My very favorite words of Scripture are the red letters; the words that Jesus, himself, spoke. We’re studying through the gospel of Luke on Sunday mornings at my church, and it is always so centering to read the teaching and actions of Jesus. They are so deep and provocative. They often leave me with more questions than answers, but the questions are somehow more satisfying. The layers just keep going deeper and deeper.
I can imagine that his disciples, his inner circle, never quite knew what to expect when an audience drew near. He might heal on the Sabbath, breaking the rules, or claim to have authority like King David. He’d controversially touch lepers and hang out with women with bad reputations. Occasionally he’d even overturn the tables in the temple.
Many of his followers thought he was trying to pick a fight. And they were all in. They loved it. They were insurgents. They couldn’t wait to go to war. And when they found out this wasn’t the goal they were heart broken. They thought they were starting an alternative kingdom. A lateral move. A course readjustment, when in fact, Jesus was calling for something entirely new. Not just revolution, but evolution. New wine. And it was still fermenting. Expanding. And the old ways were going to burst, like old, cracked wineskins.
Jesus preached a new kingdom, an eternal one. It wasn’t one to be pursued. No, instead it was coming towards you. It was drawing near. The questions was, would you open up to it? Would you trust it? Surrender to it? Let it have its way?
This kingdom begins in the heart. That is soil where the kingdom is planted and grows. And it expands outward. It pours out like wine. It shines like light through the cracks. It grows like a tree. And the fruit of this kingdom is deeply generous. It is filled with peace. It is gentle but filled with courage.
It leads with weakness instead of strength. The leaders serve. The greatest seek to remain at the margins and not vie for attention at the center. In other words, this kingdom is backwards. It is upside down. If it isn’t right, it is foolishness. If it isn’t true, it is absurd.
Jesus says blessed are the hungry. The unsatisfied. The ones who are suffering. Why, because in their discontent, they are looking for more. In their craving, they just might see past the illusions of worldly contentment and notice the fact that their hearts are longing for something more.
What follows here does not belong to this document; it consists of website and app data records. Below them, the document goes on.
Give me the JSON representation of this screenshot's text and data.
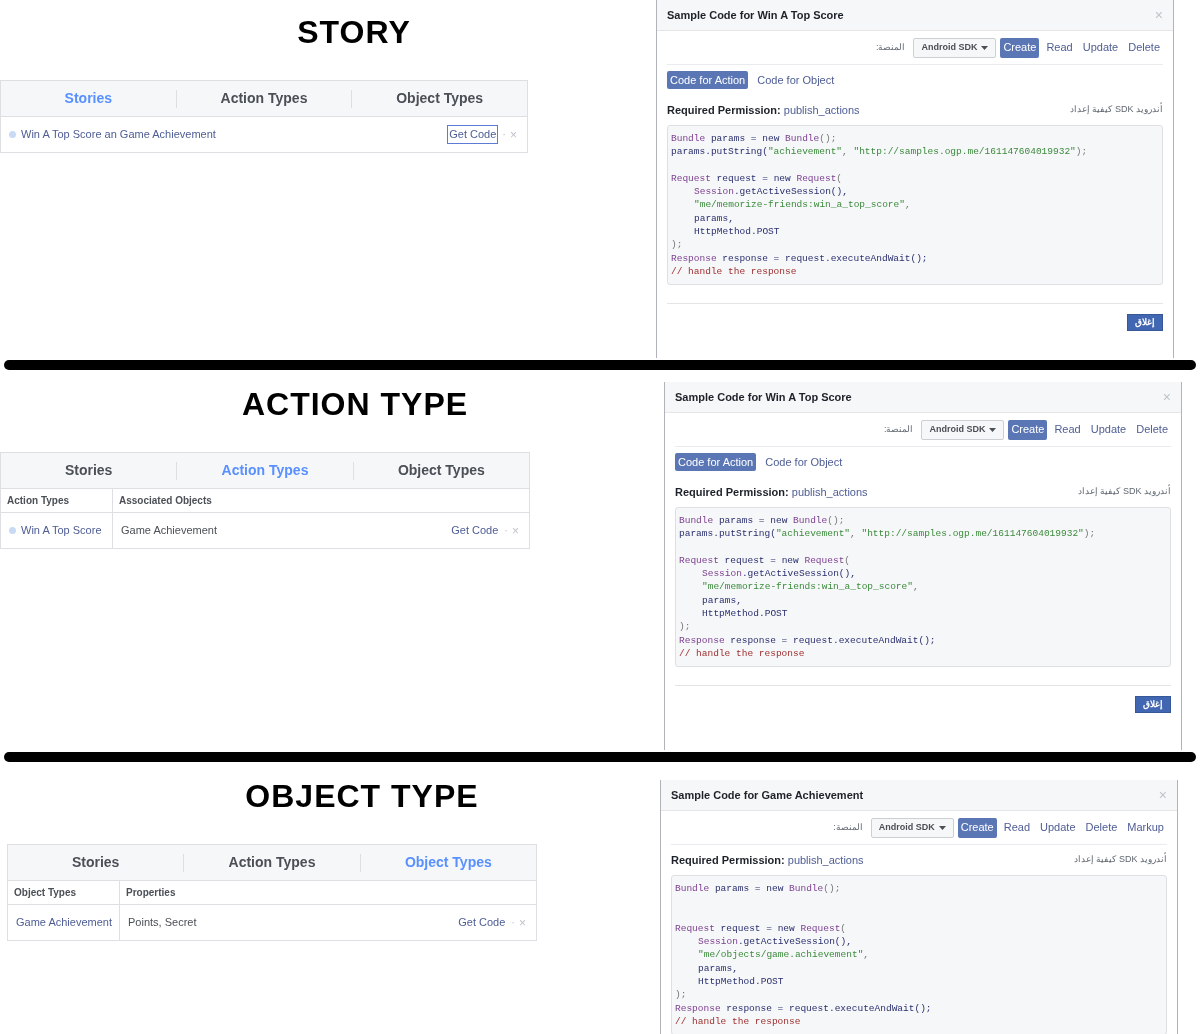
{
  "sections": [
    {
      "heading": "STORY",
      "panel": {
        "tabs": [
          {
            "label": "Stories",
            "selected": true
          },
          {
            "label": "Action Types",
            "selected": false
          },
          {
            "label": "Object Types",
            "selected": false
          }
        ],
        "rows": [
          {
            "cells": [
              {
                "kind": "dot-link",
                "text": "Win A Top Score an Game Achievement"
              }
            ],
            "action": {
              "label": "Get Code",
              "focused": true
            },
            "separator": "·",
            "remove": "×"
          }
        ]
      },
      "dialog": {
        "title": "Sample Code for Win A Top Score",
        "close": "×",
        "platform_label": "المنصة:",
        "platform": "Android SDK",
        "operations": [
          {
            "label": "Create",
            "selected": true
          },
          {
            "label": "Read",
            "selected": false
          },
          {
            "label": "Update",
            "selected": false
          },
          {
            "label": "Delete",
            "selected": false
          }
        ],
        "code_tabs": [
          {
            "label": "Code for Action",
            "selected": true
          },
          {
            "label": "Code for Object",
            "selected": false
          }
        ],
        "permission_label": "Required Permission:",
        "permission": "publish_actions",
        "setup_link": "أندرويد SDK كيفية إعداد",
        "code": [
          {
            "indent": false,
            "tokens": [
              {
                "kind": "type",
                "text": "Bundle"
              },
              {
                "kind": "ident",
                "text": " params = new "
              },
              {
                "kind": "type",
                "text": "Bundle"
              },
              {
                "kind": "punct",
                "text": "();"
              }
            ]
          },
          {
            "indent": false,
            "tokens": [
              {
                "kind": "ident",
                "text": "params.putString("
              },
              {
                "kind": "string",
                "text": "\"achievement\""
              },
              {
                "kind": "punct",
                "text": ", "
              },
              {
                "kind": "string",
                "text": "\"http://samples.ogp.me/161147604019932\""
              },
              {
                "kind": "punct",
                "text": ");"
              }
            ]
          },
          {
            "kind": "blank"
          },
          {
            "indent": false,
            "tokens": [
              {
                "kind": "type",
                "text": "Request"
              },
              {
                "kind": "ident",
                "text": " request = new "
              },
              {
                "kind": "type",
                "text": "Request"
              },
              {
                "kind": "punct",
                "text": "("
              }
            ]
          },
          {
            "indent": true,
            "tokens": [
              {
                "kind": "type",
                "text": "Session"
              },
              {
                "kind": "ident",
                "text": ".getActiveSession(),"
              }
            ]
          },
          {
            "indent": true,
            "tokens": [
              {
                "kind": "string",
                "text": "\"me/memorize-friends:win_a_top_score\""
              },
              {
                "kind": "punct",
                "text": ","
              }
            ]
          },
          {
            "indent": true,
            "tokens": [
              {
                "kind": "ident",
                "text": "params,"
              }
            ]
          },
          {
            "indent": true,
            "tokens": [
              {
                "kind": "ident",
                "text": "HttpMethod.POST"
              }
            ]
          },
          {
            "indent": false,
            "tokens": [
              {
                "kind": "punct",
                "text": ");"
              }
            ]
          },
          {
            "indent": false,
            "tokens": [
              {
                "kind": "type",
                "text": "Response"
              },
              {
                "kind": "ident",
                "text": " response = request.executeAndWait();"
              }
            ]
          },
          {
            "indent": false,
            "tokens": [
              {
                "kind": "comment",
                "text": "// handle the response"
              }
            ]
          }
        ],
        "footer_button": "إغلاق"
      }
    },
    {
      "heading": "ACTION TYPE",
      "panel": {
        "tabs": [
          {
            "label": "Stories",
            "selected": false
          },
          {
            "label": "Action Types",
            "selected": true
          },
          {
            "label": "Object Types",
            "selected": false
          }
        ],
        "columns": [
          "Action Types",
          "Associated Objects"
        ],
        "rows": [
          {
            "cells": [
              {
                "kind": "dot-link",
                "text": "Win A Top Score"
              },
              {
                "kind": "text",
                "text": "Game Achievement"
              }
            ],
            "action": {
              "label": "Get Code",
              "focused": false
            },
            "separator": "·",
            "remove": "×"
          }
        ]
      },
      "dialog": {
        "title": "Sample Code for Win A Top Score",
        "close": "×",
        "platform_label": "المنصة:",
        "platform": "Android SDK",
        "operations": [
          {
            "label": "Create",
            "selected": true
          },
          {
            "label": "Read",
            "selected": false
          },
          {
            "label": "Update",
            "selected": false
          },
          {
            "label": "Delete",
            "selected": false
          }
        ],
        "code_tabs": [
          {
            "label": "Code for Action",
            "selected": true
          },
          {
            "label": "Code for Object",
            "selected": false
          }
        ],
        "permission_label": "Required Permission:",
        "permission": "publish_actions",
        "setup_link": "أندرويد SDK كيفية إعداد",
        "code": [
          {
            "indent": false,
            "tokens": [
              {
                "kind": "type",
                "text": "Bundle"
              },
              {
                "kind": "ident",
                "text": " params = new "
              },
              {
                "kind": "type",
                "text": "Bundle"
              },
              {
                "kind": "punct",
                "text": "();"
              }
            ]
          },
          {
            "indent": false,
            "tokens": [
              {
                "kind": "ident",
                "text": "params.putString("
              },
              {
                "kind": "string",
                "text": "\"achievement\""
              },
              {
                "kind": "punct",
                "text": ", "
              },
              {
                "kind": "string",
                "text": "\"http://samples.ogp.me/161147604019932\""
              },
              {
                "kind": "punct",
                "text": ");"
              }
            ]
          },
          {
            "kind": "blank"
          },
          {
            "indent": false,
            "tokens": [
              {
                "kind": "type",
                "text": "Request"
              },
              {
                "kind": "ident",
                "text": " request = new "
              },
              {
                "kind": "type",
                "text": "Request"
              },
              {
                "kind": "punct",
                "text": "("
              }
            ]
          },
          {
            "indent": true,
            "tokens": [
              {
                "kind": "type",
                "text": "Session"
              },
              {
                "kind": "ident",
                "text": ".getActiveSession(),"
              }
            ]
          },
          {
            "indent": true,
            "tokens": [
              {
                "kind": "string",
                "text": "\"me/memorize-friends:win_a_top_score\""
              },
              {
                "kind": "punct",
                "text": ","
              }
            ]
          },
          {
            "indent": true,
            "tokens": [
              {
                "kind": "ident",
                "text": "params,"
              }
            ]
          },
          {
            "indent": true,
            "tokens": [
              {
                "kind": "ident",
                "text": "HttpMethod.POST"
              }
            ]
          },
          {
            "indent": false,
            "tokens": [
              {
                "kind": "punct",
                "text": ");"
              }
            ]
          },
          {
            "indent": false,
            "tokens": [
              {
                "kind": "type",
                "text": "Response"
              },
              {
                "kind": "ident",
                "text": " response = request.executeAndWait();"
              }
            ]
          },
          {
            "indent": false,
            "tokens": [
              {
                "kind": "comment",
                "text": "// handle the response"
              }
            ]
          }
        ],
        "footer_button": "إغلاق"
      }
    },
    {
      "heading": "OBJECT TYPE",
      "panel": {
        "tabs": [
          {
            "label": "Stories",
            "selected": false
          },
          {
            "label": "Action Types",
            "selected": false
          },
          {
            "label": "Object Types",
            "selected": true
          }
        ],
        "columns": [
          "Object Types",
          "Properties"
        ],
        "rows": [
          {
            "cells": [
              {
                "kind": "link",
                "text": "Game Achievement"
              },
              {
                "kind": "text",
                "text": "Points, Secret"
              }
            ],
            "action": {
              "label": "Get Code",
              "focused": false
            },
            "separator": "·",
            "remove": "×"
          }
        ]
      },
      "dialog": {
        "title": "Sample Code for Game Achievement",
        "close": "×",
        "platform_label": "المنصة:",
        "platform": "Android SDK",
        "operations": [
          {
            "label": "Create",
            "selected": true
          },
          {
            "label": "Read",
            "selected": false
          },
          {
            "label": "Update",
            "selected": false
          },
          {
            "label": "Delete",
            "selected": false
          },
          {
            "label": "Markup",
            "selected": false
          }
        ],
        "permission_label": "Required Permission:",
        "permission": "publish_actions",
        "setup_link": "أندرويد SDK كيفية إعداد",
        "code": [
          {
            "indent": false,
            "tokens": [
              {
                "kind": "type",
                "text": "Bundle"
              },
              {
                "kind": "ident",
                "text": " params = new "
              },
              {
                "kind": "type",
                "text": "Bundle"
              },
              {
                "kind": "punct",
                "text": "();"
              }
            ]
          },
          {
            "kind": "blank"
          },
          {
            "kind": "blank"
          },
          {
            "indent": false,
            "tokens": [
              {
                "kind": "type",
                "text": "Request"
              },
              {
                "kind": "ident",
                "text": " request = new "
              },
              {
                "kind": "type",
                "text": "Request"
              },
              {
                "kind": "punct",
                "text": "("
              }
            ]
          },
          {
            "indent": true,
            "tokens": [
              {
                "kind": "type",
                "text": "Session"
              },
              {
                "kind": "ident",
                "text": ".getActiveSession(),"
              }
            ]
          },
          {
            "indent": true,
            "tokens": [
              {
                "kind": "string",
                "text": "\"me/objects/game.achievement\""
              },
              {
                "kind": "punct",
                "text": ","
              }
            ]
          },
          {
            "indent": true,
            "tokens": [
              {
                "kind": "ident",
                "text": "params,"
              }
            ]
          },
          {
            "indent": true,
            "tokens": [
              {
                "kind": "ident",
                "text": "HttpMethod.POST"
              }
            ]
          },
          {
            "indent": false,
            "tokens": [
              {
                "kind": "punct",
                "text": ");"
              }
            ]
          },
          {
            "indent": false,
            "tokens": [
              {
                "kind": "type",
                "text": "Response"
              },
              {
                "kind": "ident",
                "text": " response = request.executeAndWait();"
              }
            ]
          },
          {
            "indent": false,
            "tokens": [
              {
                "kind": "comment",
                "text": "// handle the response"
              }
            ]
          }
        ]
      }
    }
  ]
}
Something more than ‘likes’ and staying forever young. Something more permanent than a moment of snapchat glory. Something solid. Something that will last.
According to Jesus, the ones to be pitied are those that are full and content. Those of us that are comfortable. Who have a little extra put aside for a rainy day. Who have found a comfortable rhythm and are slowing growing numb to the fact that our lives are meant for so much more.
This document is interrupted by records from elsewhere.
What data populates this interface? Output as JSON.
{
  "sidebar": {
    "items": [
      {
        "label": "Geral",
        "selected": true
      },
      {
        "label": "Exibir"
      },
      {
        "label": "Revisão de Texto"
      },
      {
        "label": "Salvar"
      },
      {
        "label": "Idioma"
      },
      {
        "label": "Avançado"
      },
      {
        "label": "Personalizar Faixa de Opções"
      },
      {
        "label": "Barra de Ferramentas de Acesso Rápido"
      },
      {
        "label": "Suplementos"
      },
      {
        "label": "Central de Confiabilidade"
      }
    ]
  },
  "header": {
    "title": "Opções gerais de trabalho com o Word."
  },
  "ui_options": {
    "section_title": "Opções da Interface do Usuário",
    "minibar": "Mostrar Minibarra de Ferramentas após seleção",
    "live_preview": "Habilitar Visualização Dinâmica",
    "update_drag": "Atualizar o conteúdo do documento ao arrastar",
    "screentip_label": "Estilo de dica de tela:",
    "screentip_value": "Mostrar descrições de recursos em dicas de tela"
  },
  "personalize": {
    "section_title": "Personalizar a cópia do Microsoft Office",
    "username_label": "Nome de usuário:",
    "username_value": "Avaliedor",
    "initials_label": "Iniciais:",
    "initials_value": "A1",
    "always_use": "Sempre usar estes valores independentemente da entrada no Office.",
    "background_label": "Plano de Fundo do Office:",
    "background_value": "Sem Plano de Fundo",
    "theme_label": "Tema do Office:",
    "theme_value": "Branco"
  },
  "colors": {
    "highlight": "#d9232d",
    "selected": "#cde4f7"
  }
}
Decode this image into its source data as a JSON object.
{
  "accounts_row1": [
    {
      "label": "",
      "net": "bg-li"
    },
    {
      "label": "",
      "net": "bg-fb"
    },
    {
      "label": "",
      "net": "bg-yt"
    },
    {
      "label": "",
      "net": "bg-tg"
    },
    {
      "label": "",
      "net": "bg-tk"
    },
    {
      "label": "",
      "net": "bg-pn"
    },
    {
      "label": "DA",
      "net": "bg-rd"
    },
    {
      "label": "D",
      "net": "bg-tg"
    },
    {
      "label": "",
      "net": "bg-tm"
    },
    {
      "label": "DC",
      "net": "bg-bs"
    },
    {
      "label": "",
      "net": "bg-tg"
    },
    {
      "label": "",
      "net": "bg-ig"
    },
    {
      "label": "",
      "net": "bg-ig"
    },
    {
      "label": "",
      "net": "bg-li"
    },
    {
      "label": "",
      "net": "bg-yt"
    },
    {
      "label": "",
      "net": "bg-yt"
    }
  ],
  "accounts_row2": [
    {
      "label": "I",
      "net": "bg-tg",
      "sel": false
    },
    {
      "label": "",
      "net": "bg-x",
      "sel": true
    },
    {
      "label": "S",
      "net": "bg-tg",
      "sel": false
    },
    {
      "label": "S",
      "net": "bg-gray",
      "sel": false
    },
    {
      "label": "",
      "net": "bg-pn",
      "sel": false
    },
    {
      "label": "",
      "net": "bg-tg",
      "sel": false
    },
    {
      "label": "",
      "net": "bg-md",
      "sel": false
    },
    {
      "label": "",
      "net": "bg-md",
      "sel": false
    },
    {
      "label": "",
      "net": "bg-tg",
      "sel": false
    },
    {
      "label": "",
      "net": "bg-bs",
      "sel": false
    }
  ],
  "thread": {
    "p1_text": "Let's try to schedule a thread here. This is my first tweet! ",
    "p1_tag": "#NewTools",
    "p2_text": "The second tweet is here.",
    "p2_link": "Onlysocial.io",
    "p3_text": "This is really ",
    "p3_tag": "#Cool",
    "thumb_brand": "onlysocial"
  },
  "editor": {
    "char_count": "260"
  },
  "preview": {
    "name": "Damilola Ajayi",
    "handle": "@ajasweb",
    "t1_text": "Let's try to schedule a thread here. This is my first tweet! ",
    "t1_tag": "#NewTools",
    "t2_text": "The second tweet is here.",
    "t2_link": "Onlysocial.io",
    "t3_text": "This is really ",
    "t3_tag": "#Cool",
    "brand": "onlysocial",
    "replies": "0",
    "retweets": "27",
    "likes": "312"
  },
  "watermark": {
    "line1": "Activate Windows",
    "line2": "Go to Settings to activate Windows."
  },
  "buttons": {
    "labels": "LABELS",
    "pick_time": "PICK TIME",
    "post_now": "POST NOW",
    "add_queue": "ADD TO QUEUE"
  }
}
Because the kingdom is continuing to expand. And today, it can feel like the church is as invested in worldly comfort as anyone. Maybe even more so. It feels like we’ve lost our way. And instead of going to war, we need to expand. To evolve. To grow.
And this growth must be towards generosity. Towards compassion. We must see our world’s problems as our own. We must respond in compassion. This is the kingdom. This is the challenge. This is the invitation.
As we study these words, my prayer is that the old ways in me can soften. That my heart will not resist, but grow. That I’m willing to yield control and comfort for the sake of others in need. And trust the fact that a meaningful life is not something we grasp today, but invest in for tomorrow.